**Exercise description:** Filter the entries down to the lines containing "PeppyCodes", and copy those lines.

*** Records supplied Section Begins ***

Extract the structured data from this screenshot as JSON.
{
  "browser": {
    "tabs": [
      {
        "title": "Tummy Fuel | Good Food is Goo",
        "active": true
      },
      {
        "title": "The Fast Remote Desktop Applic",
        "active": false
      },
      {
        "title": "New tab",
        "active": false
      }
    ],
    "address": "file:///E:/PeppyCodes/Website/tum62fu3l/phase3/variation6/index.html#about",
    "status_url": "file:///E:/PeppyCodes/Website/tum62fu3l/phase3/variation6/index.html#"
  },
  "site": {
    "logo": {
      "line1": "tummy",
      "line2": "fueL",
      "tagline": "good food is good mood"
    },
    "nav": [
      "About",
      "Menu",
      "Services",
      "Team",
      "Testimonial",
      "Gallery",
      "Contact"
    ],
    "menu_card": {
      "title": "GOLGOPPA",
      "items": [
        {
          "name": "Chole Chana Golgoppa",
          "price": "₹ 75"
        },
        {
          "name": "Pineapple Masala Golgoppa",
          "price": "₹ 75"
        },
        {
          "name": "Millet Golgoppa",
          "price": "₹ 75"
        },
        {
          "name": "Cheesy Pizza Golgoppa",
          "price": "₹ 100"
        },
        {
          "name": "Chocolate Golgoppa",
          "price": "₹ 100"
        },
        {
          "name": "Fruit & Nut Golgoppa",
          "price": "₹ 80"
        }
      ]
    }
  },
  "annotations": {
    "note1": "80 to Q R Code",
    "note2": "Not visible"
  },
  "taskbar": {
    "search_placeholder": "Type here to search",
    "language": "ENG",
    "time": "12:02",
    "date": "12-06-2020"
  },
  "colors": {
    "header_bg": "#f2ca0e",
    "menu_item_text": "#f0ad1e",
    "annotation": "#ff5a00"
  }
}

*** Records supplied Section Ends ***

**Solution to the problem:**
    "address": "file:///E:/PeppyCodes/Website/tum62fu3l/phase3/variation6/index.html#about",
    "status_url": "file:///E:/PeppyCodes/Website/tum62fu3l/phase3/variation6/index.html#"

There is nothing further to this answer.